Jeannette’s life experiences working, college, Navy then marriage and divorce set the stage and shaped how she handled getting into the IBEW at 27 years old in 2001. She was now more mature and knew where she needed to focus. Once she got into the Trades she found so much self-confidence.
4. WHAT ARE SOME OF THE PLACES YOU’VE WORKED?
She worked many different jobs using tools and her hands well before she got into the political position of Registrar. Her jobsite work included time at Water Works Park in Downtown Detroit, Compuware, Parklane Towers, Hartland High School, Royal Oak Beaumont Hospital, Chrysler Jefferson North Plant, Pole Town and Sterling Heights Assembly. Her acronym for IBEW is “I Be Every Where”!
In 2009 she was elected Recording Secretary, in 2012 Political Registrar at Local 58. In 2013, was appointed by Governor Rick Snyder to the Board of Canvassers, became Vice Chair and then Chair the Board. She was reappointed by Governor Snyder in 2017 as a standing member and is now Chair of the Board again till 2021.
Jeannette has held many positions for the Metro Detroit AFL-CIO, from a Trustee, to VP, and just elected Executive VP. In 2016 she was President of the Michigan Maintenance Trade Ports Council.
5. WHAT DO YOU LIKE MOST ABOUT WHAT YOU DO?

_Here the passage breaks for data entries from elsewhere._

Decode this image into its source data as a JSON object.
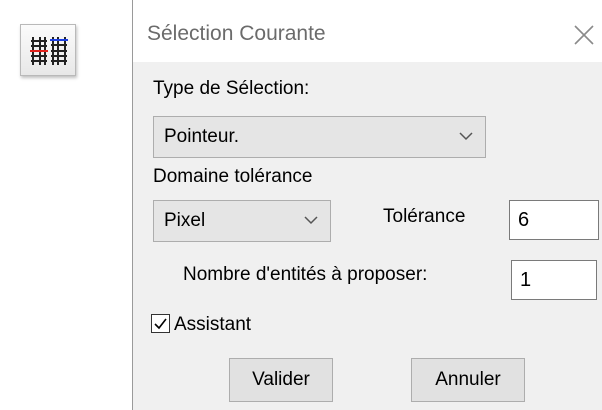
{
  "toolbar": {
    "tool_icon": "selection-mode-icon"
  },
  "dialog": {
    "title": "Sélection Courante",
    "close_icon": "close-icon",
    "selection_type": {
      "label": "Type de Sélection:",
      "value": "Pointeur."
    },
    "tolerance_domain": {
      "label": "Domaine tolérance",
      "value": "Pixel"
    },
    "tolerance": {
      "label": "Tolérance",
      "value": "6"
    },
    "entity_count": {
      "label": "Nombre d'entités à proposer:",
      "value": "1"
    },
    "assistant": {
      "label": "Assistant",
      "checked": true
    },
    "buttons": {
      "ok_label": "Valider",
      "cancel_label": "Annuler"
    }
  },
  "colors": {
    "dialog_background": "#f0f0f0",
    "title_text": "#6b6b6b",
    "icon_red": "#e0221c",
    "icon_blue": "#1c3fe0"
  }
}
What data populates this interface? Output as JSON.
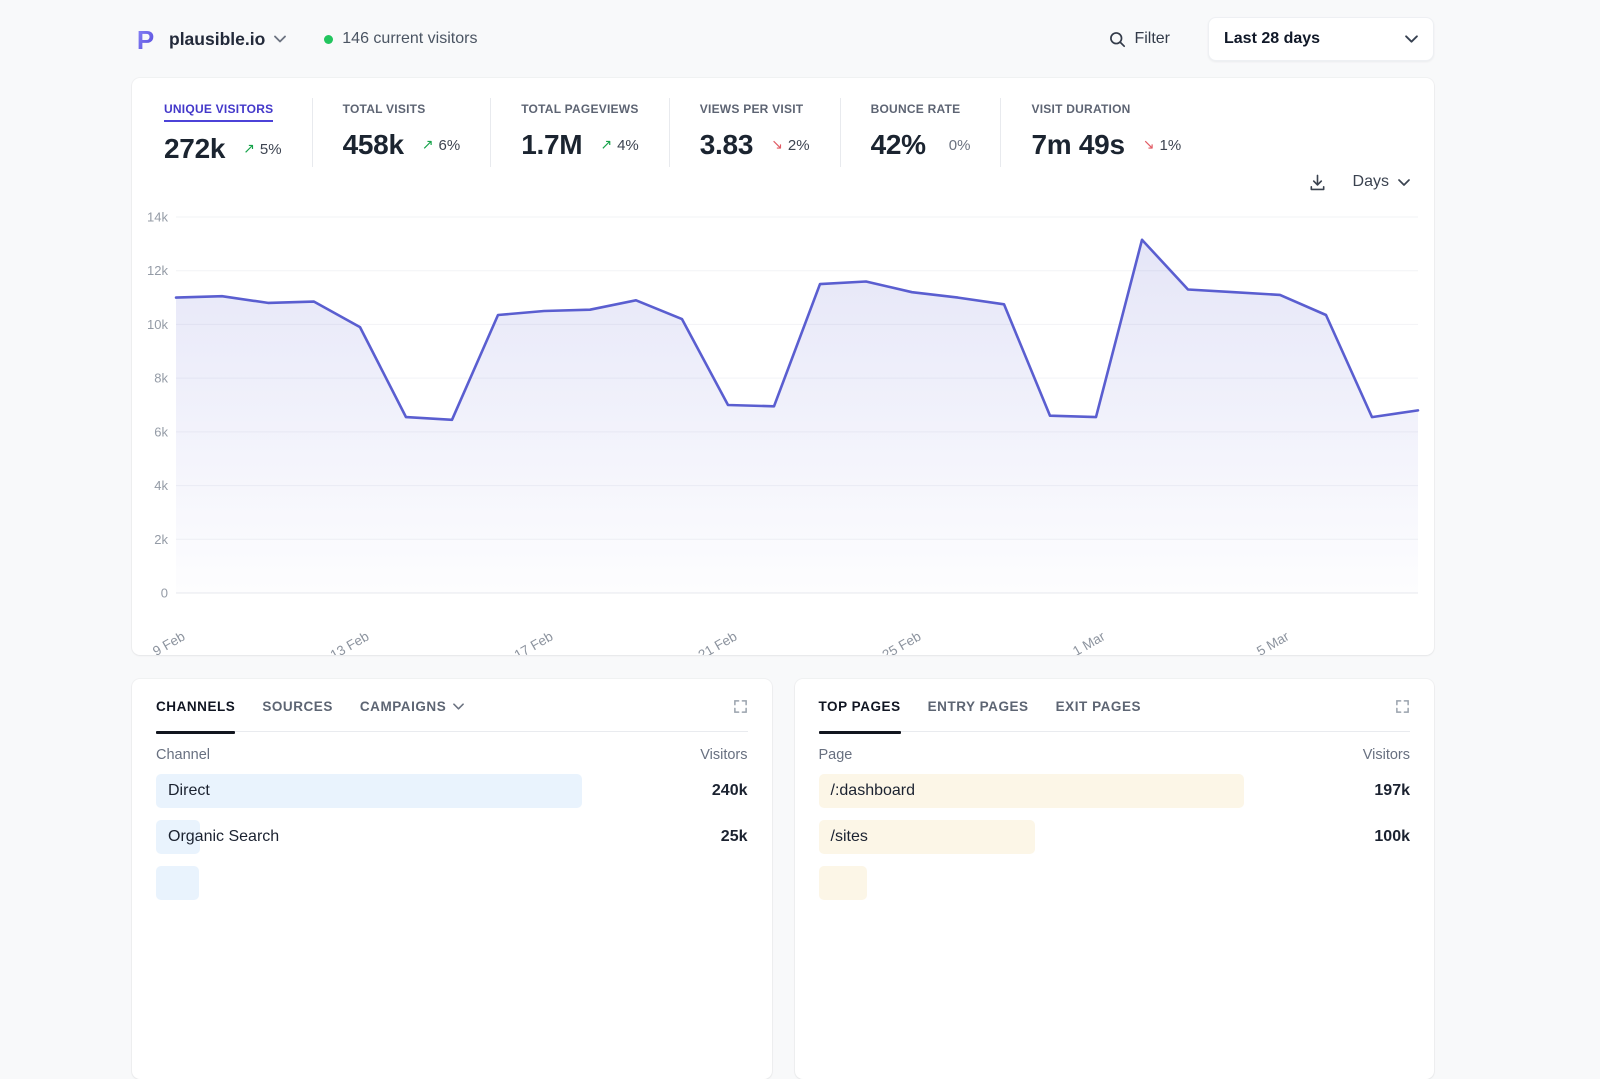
{
  "header": {
    "site": "plausible.io",
    "current_visitors": "146 current visitors",
    "filter_label": "Filter",
    "date_range": "Last 28 days"
  },
  "stats": [
    {
      "label": "UNIQUE VISITORS",
      "value": "272k",
      "arrow": "↗",
      "change": "5%",
      "trend": "up"
    },
    {
      "label": "TOTAL VISITS",
      "value": "458k",
      "arrow": "↗",
      "change": "6%",
      "trend": "up"
    },
    {
      "label": "TOTAL PAGEVIEWS",
      "value": "1.7M",
      "arrow": "↗",
      "change": "4%",
      "trend": "up"
    },
    {
      "label": "VIEWS PER VISIT",
      "value": "3.83",
      "arrow": "↘",
      "change": "2%",
      "trend": "down"
    },
    {
      "label": "BOUNCE RATE",
      "value": "42%",
      "arrow": "",
      "change": "0%",
      "trend": "flat"
    },
    {
      "label": "VISIT DURATION",
      "value": "7m 49s",
      "arrow": "↘",
      "change": "1%",
      "trend": "down"
    }
  ],
  "toolbar": {
    "interval": "Days"
  },
  "chart_data": {
    "type": "area",
    "title": "Unique visitors over last 28 days",
    "x": [
      "9 Feb",
      "10 Feb",
      "11 Feb",
      "12 Feb",
      "13 Feb",
      "14 Feb",
      "15 Feb",
      "16 Feb",
      "17 Feb",
      "18 Feb",
      "19 Feb",
      "20 Feb",
      "21 Feb",
      "22 Feb",
      "23 Feb",
      "24 Feb",
      "25 Feb",
      "26 Feb",
      "27 Feb",
      "28 Feb",
      "1 Mar",
      "2 Mar",
      "3 Mar",
      "4 Mar",
      "5 Mar",
      "6 Mar",
      "7 Mar",
      "8 Mar"
    ],
    "values": [
      11000,
      11050,
      10800,
      10850,
      9900,
      6550,
      6450,
      10350,
      10500,
      10550,
      10900,
      10200,
      7000,
      6950,
      11500,
      11600,
      11200,
      11000,
      10750,
      6600,
      6550,
      13150,
      11300,
      11200,
      11100,
      10350,
      6550,
      6800
    ],
    "ylim": [
      0,
      14000
    ],
    "y_ticks": [
      0,
      2000,
      4000,
      6000,
      8000,
      10000,
      12000,
      14000
    ],
    "y_tick_labels": [
      "0",
      "2k",
      "4k",
      "6k",
      "8k",
      "10k",
      "12k",
      "14k"
    ],
    "x_tick_indices": [
      0,
      4,
      8,
      12,
      16,
      20,
      24
    ],
    "grid": true,
    "legend": "none",
    "line_color": "#5a5ed0",
    "fill_top": "rgba(93,97,208,0.16)",
    "fill_bottom": "rgba(93,97,208,0.01)"
  },
  "channels_panel": {
    "tabs": [
      "CHANNELS",
      "SOURCES",
      "CAMPAIGNS"
    ],
    "active_tab": "CHANNELS",
    "columns": {
      "label": "Channel",
      "value": "Visitors"
    },
    "bar_color": "#e9f3fd",
    "rows": [
      {
        "label": "Direct",
        "value": "240k",
        "bar_fraction": 1
      },
      {
        "label": "Organic Search",
        "value": "25k",
        "bar_fraction": 0.104
      },
      {
        "label": "",
        "value": "",
        "bar_fraction": 0.1
      }
    ]
  },
  "pages_panel": {
    "tabs": [
      "TOP PAGES",
      "ENTRY PAGES",
      "EXIT PAGES"
    ],
    "active_tab": "TOP PAGES",
    "columns": {
      "label": "Page",
      "value": "Visitors"
    },
    "bar_color": "#fcf6e7",
    "rows": [
      {
        "label": "/:dashboard",
        "value": "197k",
        "bar_fraction": 1
      },
      {
        "label": "/sites",
        "value": "100k",
        "bar_fraction": 0.508
      },
      {
        "label": "",
        "value": "",
        "bar_fraction": 0.115
      }
    ]
  },
  "colors": {
    "accent_indigo": "#4338ca",
    "chart_line": "#5a5ed0",
    "positive_green": "#16a34a",
    "negative_red": "#e15b64",
    "live_dot_green": "#22c55e"
  }
}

She says the trades “make a difference in people’s lives.” She enjoys helping people and when she does that it makes her happy. She learned from her Grandfather when she was 10 years old, “If you don’t like what you’re doing, you’re doing the wrong thing.” She remembers this well from him and this made a huge impact.
6. WHY DO YOU FEEL ITS IMPORTANT FOR WOMEN TO CONSIDER THE TRADES?
Jeannette says “If not women, then who else?” It’s a great way to get dirty! And it really gives you a sense of pride, she loves it. Her first foreman was Elaine Crawford, aka known as the “First” everything lady in the trades. Was so lucky to have her as a mentor. She was the first woman executive board member, first President of the local, etc.
7. ADVICE YOU HAVE FOR WOMEN STARTING OR GROWING A CAREER WITH US?
Never change who you are just to fit in. Go to the job, do your work, don’t look at just because you are a woman you need to prove something or be better. Always ask for advice, and don’t be afraid to say that you need help. The trades can be very dangerous jobs so always make sure you are doing the job properly. Women do not compromise yourself. Make sure you take care of yourself physically in the trades. You don’t have to be a super woman.
Be true to yourself, talk to other members, talk to the men also in the trade…they are more than happy to help, ask a lot of questions. No one is here to hold your hand, you have to take initiative also and develop a thick skin.